When President Bush announced over the weekend that he was open to halting his promised troop withdrawals, he put in jeopardy many military families’ hopes that their loved ones would return home – particularly those on their second or third deployment in the region. Worse still, by vetoing the Defense Authorization bill only days earlier, the President rejected numerous benefits Democrats had secured for our men and women in uniform, including a 3.5 percent pay increase, incentive pay and bonuses for many career fields, enhanced care and treatment of troops returning with combat-related injuries, and extended leave for family members to take care of disabled service members.
President Bush Told General Petraeus It Was “Fine With Him” If He Wanted to Slowdown Troop Withdrawals. President Bush said Saturday that the United States was on track to bring home at least 20,000 troops from Iraq by summer, but he emphasized that he was willing to halt the drawdown “in order to make sure we succeed.” After meeting in Kuwait with his top commander in Iraq, Gen. David Petraeus, and the U.S. ambassador to Baghdad, Ryan Crocker, the president presented a mixed picture of the conditions one year after he called for sending additional troops to Iraq. Regarding the reduction in troop levels, Bush told reporters that he had told Petraeus, “If you want to slow her down, fine; it’s up to you.” [Los Angeles Times, 1/13/08]
- Last Month, Pentagon and Some Administration Officials Urged Further Drawdowns of U.S. Forces in Iraq. Administration officials said the White House could start to debate the future of the American military commitment in both Iraq and Afghanistan as early as next month. Some Pentagon officials are urging a further drawdown of forces in Iraq beyond that envisioned by the White House, which is set to reduce the number of combat brigades from 20 to 15 by the end of next summer. At the same time, commanders in Afghanistan are looking for several additional battalions, helicopters and other resources to confront a resurgent Taliban movement. [Washington Post, 12/17/07]
Bush Pocket Veto of Defense Bill Placed Benefits for Military Families in Jeopardy as Troops Struggle With 15 Month Deployments. The Dec. 28 pocket veto of the defense policy bill, in which President Bush simply refused to sign the $696.4 billion measure sent to him by Congress, places a number of benefits to military families at risk. As a result of the veto, service members will receive a 3 percent pay increase in their mid-January paychecks, not the 3.5 percent promised in the bill. And bonus and special pay programs were widely disrupted as of midnight Dec. 31, when the services lost the authority to pay new enlistment and re-enlistment bonuses and incentive pays and bonuses for many career fields, including aviators, medical personnel and submariners. The bill also included a provision to provide housing allowances during initial military training to any reservist who has a permanent home residence, something previously limited to reservists with dependents. That was to take effect when the bill became law, and cannot be backdated. Furthermore, the measure contained the Wounded Warrior Act, a package of improvements in the pay and benefits for combat-injured service members and expanded the Family and Medical Leave Act that would give spouses, parents, children and siblings of disabled service members up to 26 weeks of unpaid leave without fear of losing their jobs. [Army Times, 1/14/08]

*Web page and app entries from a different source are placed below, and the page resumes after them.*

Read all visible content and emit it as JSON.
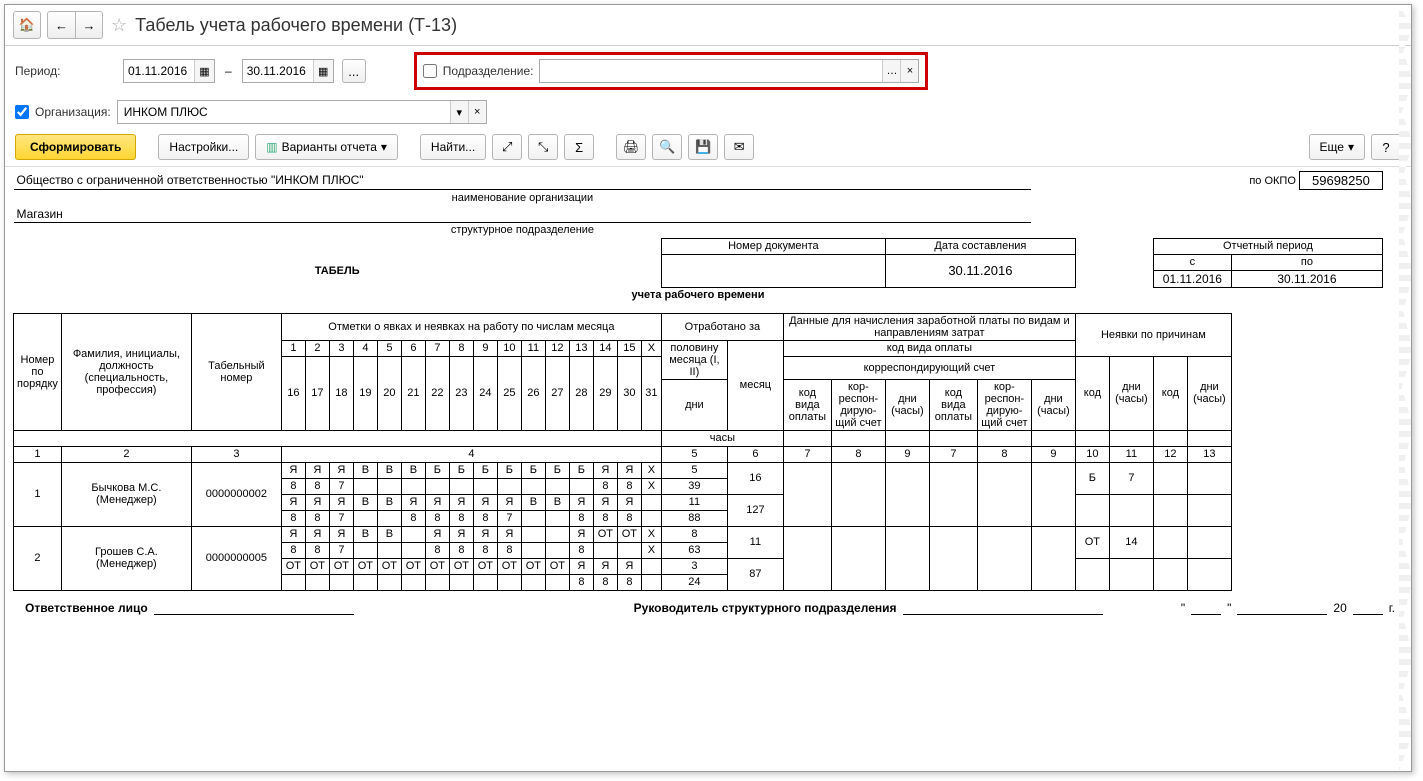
{
  "header": {
    "title": "Табель учета рабочего времени (Т-13)"
  },
  "filters": {
    "period_label": "Период:",
    "date_from": "01.11.2016",
    "date_to": "30.11.2016",
    "ellipsis": "...",
    "org_label": "Организация:",
    "org_value": "ИНКОМ ПЛЮС",
    "sub_label": "Подразделение:",
    "sub_value": ""
  },
  "toolbar": {
    "generate": "Сформировать",
    "settings": "Настройки...",
    "variants": "Варианты отчета",
    "find": "Найти...",
    "more": "Еще"
  },
  "report": {
    "org_full": "Общество с ограниченной ответственностью \"ИНКОМ ПЛЮС\"",
    "org_sub": "наименование организации",
    "dept": "Магазин",
    "dept_sub": "структурное подразделение",
    "okpo_label": "по ОКПО",
    "okpo": "59698250",
    "docnum_h": "Номер документа",
    "docdate_h": "Дата составления",
    "docnum": "",
    "docdate": "30.11.2016",
    "period_h": "Отчетный период",
    "from_h": "с",
    "to_h": "по",
    "period_from": "01.11.2016",
    "period_to": "30.11.2016",
    "title": "ТАБЕЛЬ",
    "subtitle": "учета  рабочего времени"
  },
  "cols": {
    "c1": "Номер по порядку",
    "c2": "Фамилия, инициалы, должность (специальность, профессия)",
    "c3": "Табельный номер",
    "c4": "Отметки о явках и неявках на работу по числам месяца",
    "c5": "Отработано за",
    "c5a": "половину месяца (I, II)",
    "c5b": "месяц",
    "c5c": "дни",
    "c5d": "часы",
    "c6": "Данные для начисления заработной платы по видам и направлениям затрат",
    "c6a": "код вида оплаты",
    "c6b": "корреспондирующий счет",
    "c6c": "код вида оплаты",
    "c6d": "кор-респон-дирую-щий счет",
    "c6e": "дни (часы)",
    "c7": "Неявки по причинам",
    "c7a": "код",
    "c7b": "дни (часы)",
    "n1": "1",
    "n2": "2",
    "n3": "3",
    "n4": "4",
    "n5": "5",
    "n6": "6",
    "n7": "7",
    "n8": "8",
    "n9": "9",
    "n10": "10",
    "n11": "11",
    "n12": "12",
    "n13": "13",
    "d1": "1",
    "d2": "2",
    "d3": "3",
    "d4": "4",
    "d5": "5",
    "d6": "6",
    "d7": "7",
    "d8": "8",
    "d9": "9",
    "d10": "10",
    "d11": "11",
    "d12": "12",
    "d13": "13",
    "d14": "14",
    "d15": "15",
    "dx": "Х",
    "d16": "16",
    "d17": "17",
    "d18": "18",
    "d19": "19",
    "d20": "20",
    "d21": "21",
    "d22": "22",
    "d23": "23",
    "d24": "24",
    "d25": "25",
    "d26": "26",
    "d27": "27",
    "d28": "28",
    "d29": "29",
    "d30": "30",
    "d31": "31"
  },
  "rows": [
    {
      "num": "1",
      "name": "Бычкова М.С.\n(Менеджер)",
      "tab": "0000000002",
      "line1": [
        "Я",
        "Я",
        "Я",
        "В",
        "В",
        "В",
        "Б",
        "Б",
        "Б",
        "Б",
        "Б",
        "Б",
        "Б",
        "Я",
        "Я",
        "Х"
      ],
      "line2": [
        "8",
        "8",
        "7",
        "",
        "",
        "",
        "",
        "",
        "",
        "",
        "",
        "",
        "",
        "8",
        "8",
        "Х"
      ],
      "line3": [
        "Я",
        "Я",
        "Я",
        "В",
        "В",
        "Я",
        "Я",
        "Я",
        "Я",
        "Я",
        "В",
        "В",
        "Я",
        "Я",
        "Я",
        ""
      ],
      "line4": [
        "8",
        "8",
        "7",
        "",
        "",
        "8",
        "8",
        "8",
        "8",
        "7",
        "",
        "",
        "8",
        "8",
        "8",
        ""
      ],
      "days1": "5",
      "hours1": "39",
      "days2": "11",
      "hours2": "88",
      "mdays": "16",
      "mhours": "127",
      "abs_code": "Б",
      "abs_days": "7"
    },
    {
      "num": "2",
      "name": "Грошев  С.А.\n(Менеджер)",
      "tab": "0000000005",
      "line1": [
        "Я",
        "Я",
        "Я",
        "В",
        "В",
        "",
        "Я",
        "Я",
        "Я",
        "Я",
        "",
        "",
        "Я",
        "ОТ",
        "ОТ",
        "Х"
      ],
      "line2": [
        "8",
        "8",
        "7",
        "",
        "",
        "",
        "8",
        "8",
        "8",
        "8",
        "",
        "",
        "8",
        "",
        "",
        "Х"
      ],
      "line3": [
        "ОТ",
        "ОТ",
        "ОТ",
        "ОТ",
        "ОТ",
        "ОТ",
        "ОТ",
        "ОТ",
        "ОТ",
        "ОТ",
        "ОТ",
        "ОТ",
        "Я",
        "Я",
        "Я",
        ""
      ],
      "line4": [
        "",
        "",
        "",
        "",
        "",
        "",
        "",
        "",
        "",
        "",
        "",
        "",
        "8",
        "8",
        "8",
        ""
      ],
      "days1": "8",
      "hours1": "63",
      "days2": "3",
      "hours2": "24",
      "mdays": "11",
      "mhours": "87",
      "abs_code": "ОТ",
      "abs_days": "14"
    }
  ],
  "footer": {
    "resp": "Ответственное лицо",
    "head": "Руководитель структурного подразделения",
    "date_tpl": "\"    \"              20    г."
  }
}
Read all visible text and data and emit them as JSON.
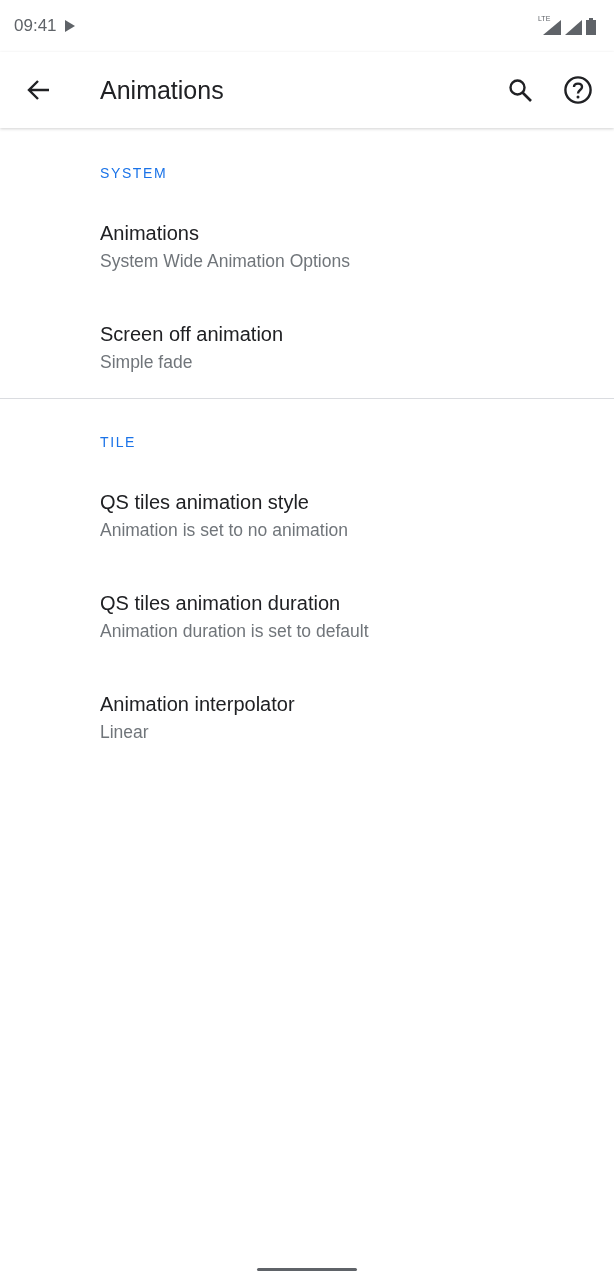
{
  "status_bar": {
    "time": "09:41",
    "network_label": "LTE"
  },
  "toolbar": {
    "title": "Animations"
  },
  "sections": [
    {
      "header": "SYSTEM",
      "items": [
        {
          "title": "Animations",
          "summary": "System Wide Animation Options"
        },
        {
          "title": "Screen off animation",
          "summary": "Simple fade"
        }
      ]
    },
    {
      "header": "TILE",
      "items": [
        {
          "title": "QS tiles animation style",
          "summary": "Animation is set to no animation"
        },
        {
          "title": "QS tiles animation duration",
          "summary": "Animation duration is set to default"
        },
        {
          "title": "Animation interpolator",
          "summary": "Linear"
        }
      ]
    }
  ]
}
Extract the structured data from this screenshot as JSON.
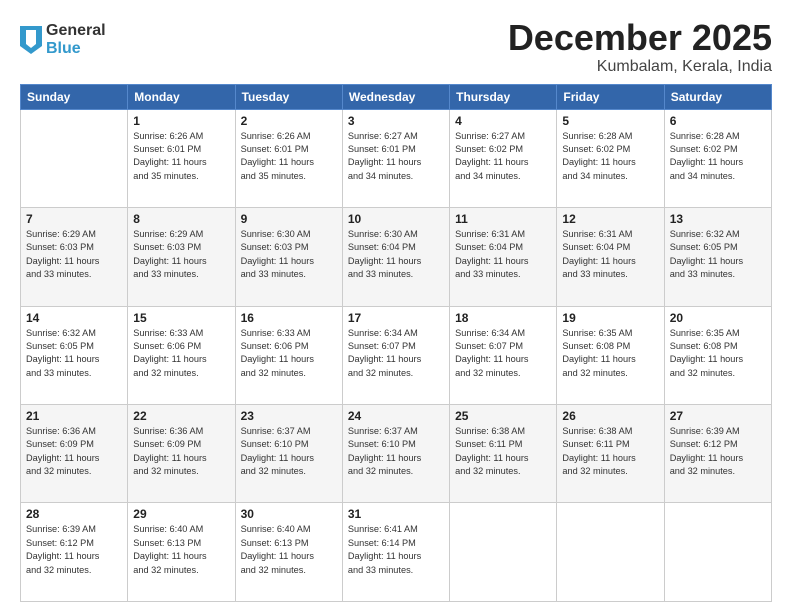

- More than 420,000 Troops Have Deployed More Than Once and Stop/Loss Has Been Imposed On Over 50,000 Men and Women in Uniform. Army units are currently being deployed at an unprecedented rate since becoming an all/volunteer force and many brigades have not received the necessary “dwell time” indicated by Army doctrine. At least 10 Army brigades had their tours extended while deployed in Iraq and Afghanistan. In December, 2007 Army Chief of Staff Gen. George W. Casey Jr. told the Senate Armed Services Committee that the Army is “out of balance” and “The current demand for our forces exceeds the sustainable supply [Washington Post, 9/27/07].”
- General Casey Said Prolonged Deployments Were Detrimental to Soldiers, Their Families, and the Army As a Whole. “I’ve been doing this job now for eight months, and in the first four or five months my wife and I traveled all over…One of the things I did see was the cumulative effect of almost seven years of war on our soldiers, on our leaders, on our families and really on our institutions and our systems. A good example (of this) is Walter Reed, when you had five years worth of casualties coming into an arcane disability evaluation system, and it just backed up until it broke. And unfortunately, there’s a lot of those kinds of things happening all over the Army.” [Stars & Stripes, 12/17/07]